Long-Term Selection in Hybrid Sorghum Breeding Programs
Additional Document Info
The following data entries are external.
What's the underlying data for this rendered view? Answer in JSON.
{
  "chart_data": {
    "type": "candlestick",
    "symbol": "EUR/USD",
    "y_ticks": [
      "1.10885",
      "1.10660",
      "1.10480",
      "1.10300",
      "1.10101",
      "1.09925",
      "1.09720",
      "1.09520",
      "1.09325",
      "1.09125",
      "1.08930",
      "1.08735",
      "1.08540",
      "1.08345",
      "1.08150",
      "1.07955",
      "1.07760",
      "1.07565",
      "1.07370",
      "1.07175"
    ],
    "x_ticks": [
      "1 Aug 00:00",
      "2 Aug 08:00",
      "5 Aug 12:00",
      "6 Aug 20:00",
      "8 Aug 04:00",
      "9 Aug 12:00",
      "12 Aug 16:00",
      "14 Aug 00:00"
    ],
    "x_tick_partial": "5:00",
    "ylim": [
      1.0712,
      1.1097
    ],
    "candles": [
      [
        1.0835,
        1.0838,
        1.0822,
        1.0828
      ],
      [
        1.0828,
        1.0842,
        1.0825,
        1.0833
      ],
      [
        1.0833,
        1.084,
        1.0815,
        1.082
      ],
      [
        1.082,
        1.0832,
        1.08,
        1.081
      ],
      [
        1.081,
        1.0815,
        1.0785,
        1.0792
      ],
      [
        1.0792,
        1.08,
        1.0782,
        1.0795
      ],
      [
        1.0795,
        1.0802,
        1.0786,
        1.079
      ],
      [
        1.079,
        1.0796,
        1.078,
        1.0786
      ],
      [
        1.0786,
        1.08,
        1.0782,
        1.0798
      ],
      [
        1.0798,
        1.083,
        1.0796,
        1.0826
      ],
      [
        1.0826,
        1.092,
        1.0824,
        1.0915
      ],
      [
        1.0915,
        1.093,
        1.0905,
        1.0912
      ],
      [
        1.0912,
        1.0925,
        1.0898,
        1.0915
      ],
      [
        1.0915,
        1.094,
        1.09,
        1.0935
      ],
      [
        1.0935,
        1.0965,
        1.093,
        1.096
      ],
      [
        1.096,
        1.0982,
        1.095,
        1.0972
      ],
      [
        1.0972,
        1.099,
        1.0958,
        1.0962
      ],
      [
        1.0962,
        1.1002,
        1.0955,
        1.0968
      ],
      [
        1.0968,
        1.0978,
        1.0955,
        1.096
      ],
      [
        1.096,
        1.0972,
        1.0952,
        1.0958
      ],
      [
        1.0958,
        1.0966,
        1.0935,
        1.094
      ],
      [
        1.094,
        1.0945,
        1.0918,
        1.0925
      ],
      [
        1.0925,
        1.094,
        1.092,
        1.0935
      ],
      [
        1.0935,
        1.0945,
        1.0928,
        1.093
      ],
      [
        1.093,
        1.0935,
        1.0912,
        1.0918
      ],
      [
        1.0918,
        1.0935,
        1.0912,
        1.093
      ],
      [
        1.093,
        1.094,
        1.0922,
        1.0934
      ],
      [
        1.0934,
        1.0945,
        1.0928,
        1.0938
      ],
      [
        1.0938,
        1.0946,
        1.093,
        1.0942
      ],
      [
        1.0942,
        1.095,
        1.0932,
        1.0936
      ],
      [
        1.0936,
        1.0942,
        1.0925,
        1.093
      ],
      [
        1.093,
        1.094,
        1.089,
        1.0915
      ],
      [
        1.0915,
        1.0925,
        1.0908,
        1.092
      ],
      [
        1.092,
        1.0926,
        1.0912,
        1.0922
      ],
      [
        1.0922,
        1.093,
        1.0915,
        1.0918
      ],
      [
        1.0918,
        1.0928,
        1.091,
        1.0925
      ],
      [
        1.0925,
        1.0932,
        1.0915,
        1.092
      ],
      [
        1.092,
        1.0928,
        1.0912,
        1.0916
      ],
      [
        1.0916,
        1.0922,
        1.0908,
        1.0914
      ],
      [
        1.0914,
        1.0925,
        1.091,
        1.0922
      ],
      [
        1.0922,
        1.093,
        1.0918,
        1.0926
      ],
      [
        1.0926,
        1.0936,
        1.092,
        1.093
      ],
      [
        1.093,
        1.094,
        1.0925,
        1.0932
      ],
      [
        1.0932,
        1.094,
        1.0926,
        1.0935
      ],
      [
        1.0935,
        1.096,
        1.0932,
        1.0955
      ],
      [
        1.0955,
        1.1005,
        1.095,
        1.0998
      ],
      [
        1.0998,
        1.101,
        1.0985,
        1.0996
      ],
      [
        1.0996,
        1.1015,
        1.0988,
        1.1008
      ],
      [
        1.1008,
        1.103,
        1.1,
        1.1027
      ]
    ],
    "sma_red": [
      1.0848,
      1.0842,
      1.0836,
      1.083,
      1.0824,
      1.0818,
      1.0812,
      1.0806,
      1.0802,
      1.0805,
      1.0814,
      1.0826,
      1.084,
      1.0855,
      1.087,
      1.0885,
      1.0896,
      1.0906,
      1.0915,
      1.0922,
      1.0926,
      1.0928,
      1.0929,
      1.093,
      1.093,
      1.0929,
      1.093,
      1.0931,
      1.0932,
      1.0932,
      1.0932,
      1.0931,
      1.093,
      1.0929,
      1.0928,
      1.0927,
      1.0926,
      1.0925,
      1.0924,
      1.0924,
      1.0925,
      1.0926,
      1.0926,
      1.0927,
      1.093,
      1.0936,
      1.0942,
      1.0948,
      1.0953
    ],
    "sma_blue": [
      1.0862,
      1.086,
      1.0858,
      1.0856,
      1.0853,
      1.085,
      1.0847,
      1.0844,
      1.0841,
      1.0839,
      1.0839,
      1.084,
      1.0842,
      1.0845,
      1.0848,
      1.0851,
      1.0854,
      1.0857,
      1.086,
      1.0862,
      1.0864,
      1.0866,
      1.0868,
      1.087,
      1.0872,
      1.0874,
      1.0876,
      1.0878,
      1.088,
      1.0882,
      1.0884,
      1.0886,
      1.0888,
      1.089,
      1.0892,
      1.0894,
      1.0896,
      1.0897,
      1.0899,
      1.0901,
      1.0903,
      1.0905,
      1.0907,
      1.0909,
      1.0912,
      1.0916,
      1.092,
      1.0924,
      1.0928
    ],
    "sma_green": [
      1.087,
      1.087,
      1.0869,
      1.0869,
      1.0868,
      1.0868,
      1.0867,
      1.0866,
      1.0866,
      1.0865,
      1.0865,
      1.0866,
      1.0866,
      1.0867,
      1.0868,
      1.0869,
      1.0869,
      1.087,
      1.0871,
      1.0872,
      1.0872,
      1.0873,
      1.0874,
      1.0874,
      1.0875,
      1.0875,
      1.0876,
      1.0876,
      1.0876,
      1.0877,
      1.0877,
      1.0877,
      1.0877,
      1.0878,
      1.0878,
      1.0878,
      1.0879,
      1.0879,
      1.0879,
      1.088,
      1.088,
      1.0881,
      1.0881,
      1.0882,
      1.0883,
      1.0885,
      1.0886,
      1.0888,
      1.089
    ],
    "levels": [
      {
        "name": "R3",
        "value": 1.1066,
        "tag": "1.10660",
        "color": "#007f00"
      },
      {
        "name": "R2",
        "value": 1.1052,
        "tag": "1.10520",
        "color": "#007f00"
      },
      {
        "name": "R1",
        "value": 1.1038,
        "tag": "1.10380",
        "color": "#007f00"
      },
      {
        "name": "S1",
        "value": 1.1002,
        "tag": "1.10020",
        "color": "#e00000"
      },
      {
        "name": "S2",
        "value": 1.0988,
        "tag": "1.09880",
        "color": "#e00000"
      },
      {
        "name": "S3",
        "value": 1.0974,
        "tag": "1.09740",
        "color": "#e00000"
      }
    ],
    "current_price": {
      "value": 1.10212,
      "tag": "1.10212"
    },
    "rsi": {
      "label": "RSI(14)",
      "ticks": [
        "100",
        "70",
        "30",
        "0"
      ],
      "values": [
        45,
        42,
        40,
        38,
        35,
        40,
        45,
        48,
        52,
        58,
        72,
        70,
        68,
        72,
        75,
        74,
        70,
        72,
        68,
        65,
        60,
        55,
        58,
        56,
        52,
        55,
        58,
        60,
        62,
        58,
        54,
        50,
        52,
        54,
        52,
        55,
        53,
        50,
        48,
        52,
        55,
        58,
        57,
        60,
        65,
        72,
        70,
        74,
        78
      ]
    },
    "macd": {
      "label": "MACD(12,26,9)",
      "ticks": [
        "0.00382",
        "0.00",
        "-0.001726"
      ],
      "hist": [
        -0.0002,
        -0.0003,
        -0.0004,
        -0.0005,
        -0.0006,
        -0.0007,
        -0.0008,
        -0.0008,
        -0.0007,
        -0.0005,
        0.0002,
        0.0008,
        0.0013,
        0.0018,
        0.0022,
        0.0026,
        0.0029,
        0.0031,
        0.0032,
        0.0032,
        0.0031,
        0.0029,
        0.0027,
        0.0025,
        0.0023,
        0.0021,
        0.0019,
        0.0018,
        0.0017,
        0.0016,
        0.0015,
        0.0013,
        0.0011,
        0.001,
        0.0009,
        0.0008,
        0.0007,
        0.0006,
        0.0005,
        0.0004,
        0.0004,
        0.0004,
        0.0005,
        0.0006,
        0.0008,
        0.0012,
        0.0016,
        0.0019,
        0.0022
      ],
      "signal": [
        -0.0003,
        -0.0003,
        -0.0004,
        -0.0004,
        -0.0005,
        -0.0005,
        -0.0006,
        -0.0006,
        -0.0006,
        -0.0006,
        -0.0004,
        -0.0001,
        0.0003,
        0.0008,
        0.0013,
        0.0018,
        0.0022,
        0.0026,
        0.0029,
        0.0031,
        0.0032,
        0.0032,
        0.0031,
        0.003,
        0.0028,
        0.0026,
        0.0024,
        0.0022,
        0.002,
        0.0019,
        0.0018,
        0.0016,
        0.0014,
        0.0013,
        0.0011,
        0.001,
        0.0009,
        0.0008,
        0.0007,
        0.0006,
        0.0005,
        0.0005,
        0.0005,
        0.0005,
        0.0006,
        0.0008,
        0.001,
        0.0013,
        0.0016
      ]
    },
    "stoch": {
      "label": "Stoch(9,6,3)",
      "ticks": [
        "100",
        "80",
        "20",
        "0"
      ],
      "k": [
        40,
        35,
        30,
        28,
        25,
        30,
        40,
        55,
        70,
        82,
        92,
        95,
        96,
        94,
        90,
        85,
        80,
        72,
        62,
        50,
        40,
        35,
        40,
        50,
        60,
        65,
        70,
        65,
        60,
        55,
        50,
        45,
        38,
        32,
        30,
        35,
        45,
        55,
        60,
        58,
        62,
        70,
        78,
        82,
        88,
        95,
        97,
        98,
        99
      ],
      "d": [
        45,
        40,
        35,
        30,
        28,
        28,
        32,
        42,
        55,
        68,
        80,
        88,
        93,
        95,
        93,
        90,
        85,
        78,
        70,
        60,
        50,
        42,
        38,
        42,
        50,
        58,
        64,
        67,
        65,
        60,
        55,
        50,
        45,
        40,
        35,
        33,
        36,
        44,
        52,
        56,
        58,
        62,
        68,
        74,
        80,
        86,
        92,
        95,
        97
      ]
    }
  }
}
Crop Science Society of America | 5585 Guilford Rd., Madison, WI 53711 USA All rights reserved. Estimating genetic gains in sorghum [Sorghum bicolor (L.) Moench] is necessary to assess whether the current rates of improvement will meet future production demands. The current study was conducted to determine the rate of genetic gain in yield and associated traits over the commercial hybrid era using sorghum germplasm from the Texas A&M sorghum breeding program and a US sorghum seed company. From the Texas A&M AgriLife program, 60 hybrids that represented a 50-yr span of hybrid breeding were grown and evaluated in five environments across Texas in 2016. In a separate set of trials, 14 commercial hybrids representing a similar timespan were evaluated in three Texas environments in 2016. In both programs, grain sorghum yields increased 0.008 t ha 1 annually over their respective timespans. Traits that increased over time included yield potential per plant, heterosis, test weight, panicle size, and grain number per panicle, whereas leaf angle, days to maturity, plant height, and yield stability demonstrated little to no change. Overall, ~60% of total yield gains in US sorghum production are attributed to genetic improvement through sorghum breeding. Compared with other major US field crops, the rate of genetic gain in sorghum has been slower, presumably due to a combination of factors, which include continually shifting production environments, changing priorities in traits, reduced research investments (compared with other crops), and less-than-optimized heterotic groups.